Knowing the type of hydrangea has to do with the first excess: "too much cold". If you are growing a hydrangea that blooms on old wood, that plant forms next year's flower buds on this years branches in late summer and fall. If the winter is particularly cold, those flower buds may be killed. Added winter protection may help keep the flower buds alive.
My hydrangea is a Bigleaf Hydrangea called 'Endless Summer'. It will bloom on both new and old wood. It is also planted in a protected area near my house. So too much cold shouldn't affect its ability to bloom.
Hydrangeas are generally considered to be an understory plant, thriving in partial shade. They do need some sun in order to flower well. Morning sun and afternoon shade is ideal for many hydrangeas. Too much shade can decrease flowering or inhibit it altogether. My hydrangea is on the north side of the house, and it gets morning sun and is shaded most of the afternoon. Too much shade doesn't seem like the likely cause of its refusal to flower.
Excessive nitrogen fertilizer application can be a problem for any flowering plant, not just hydrangeas. Nitrogen promotes growth of leaves rather than flowers. I hadn't applied any fertilizers while my hydrangea was refusing to flower.
This left me puzzled. According to the sources I had consulted, there was no clear reason my hydrangea wouldn't flower. So like a lot of gardeners and Cubs fans, I decided to "wait 'till next year".
The year after I planted my hydrangea, it had absolutely no flowers. Not even one. I waited again. The next year I had one small cluster of flowers. A small victory. This year, my hydrangea is loaded with flowers-- some of the branches look like they will break.

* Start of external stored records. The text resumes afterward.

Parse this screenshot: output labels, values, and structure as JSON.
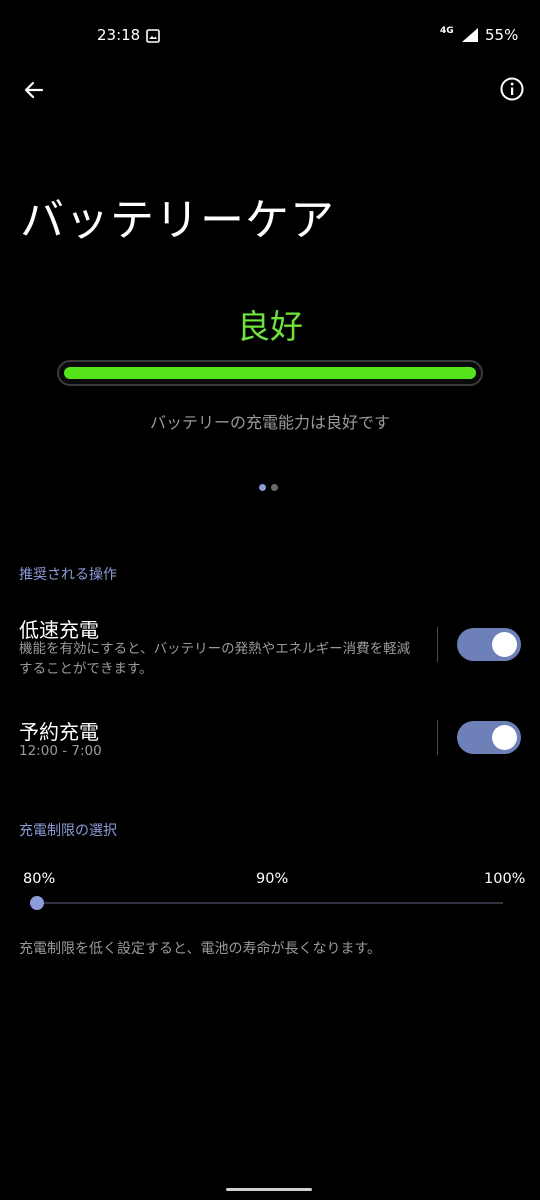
{
  "status_bar": {
    "time": "23:18",
    "network": "4G",
    "battery": "55%"
  },
  "page": {
    "title": "バッテリーケア"
  },
  "health": {
    "status": "良好",
    "level": 1.0,
    "description": "バッテリーの充電能力は良好です",
    "status_color": "#6ee33b"
  },
  "pager": {
    "pages": 2,
    "current": 1
  },
  "recommended": {
    "header": "推奨される操作",
    "items": [
      {
        "title": "低速充電",
        "subtitle": "機能を有効にすると、バッテリーの発熱やエネルギー消費を軽減することができます。",
        "enabled": true
      },
      {
        "title": "予約充電",
        "subtitle": "12:00 - 7:00",
        "enabled": true
      }
    ]
  },
  "charge_limit": {
    "header": "充電制限の選択",
    "options": [
      "80%",
      "90%",
      "100%"
    ],
    "selected": "80%",
    "note": "充電制限を低く設定すると、電池の寿命が長くなります。"
  },
  "colors": {
    "accent": "#8d9bd8",
    "toggle_on": "#6d80b8",
    "good": "#55e31c"
  }
}
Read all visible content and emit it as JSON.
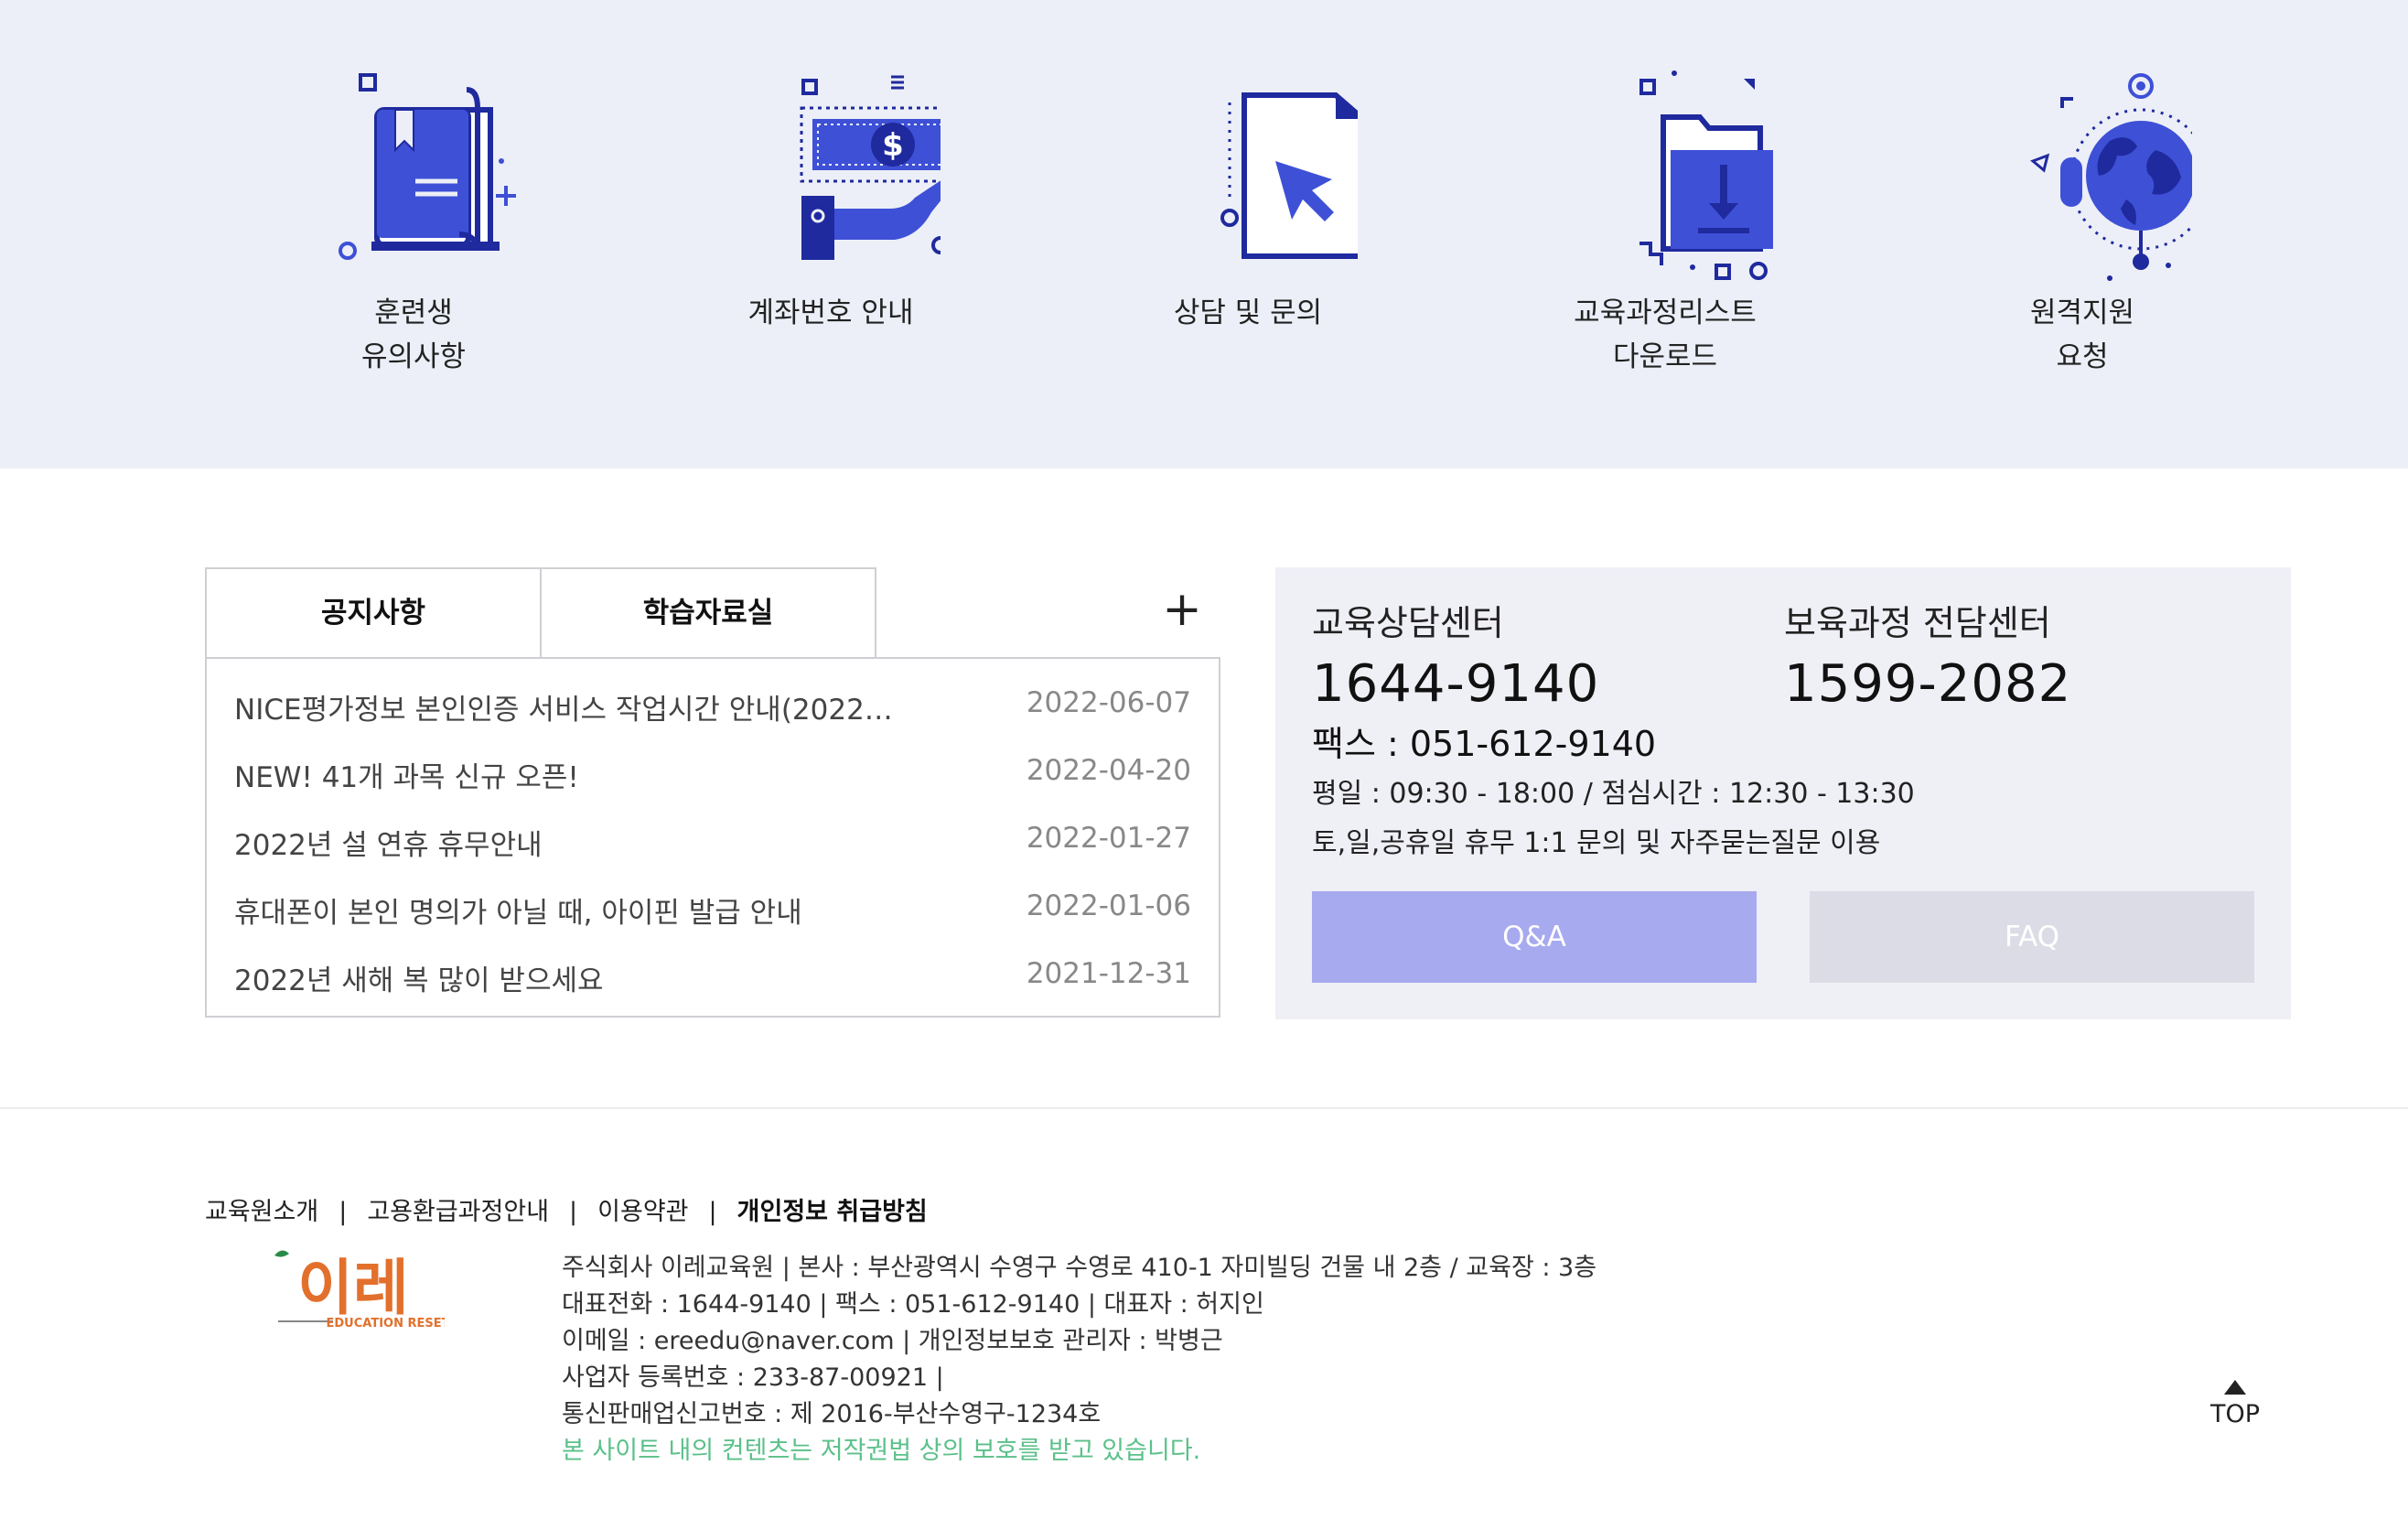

My opinion is that given proper temperatures, sun exposure, and nutrients, a hydrangea that refuses to flower just needs time. That's a hard point to swallow in our hectic society, but Mother Nature just may have some lessons to teach us if we take time to listen.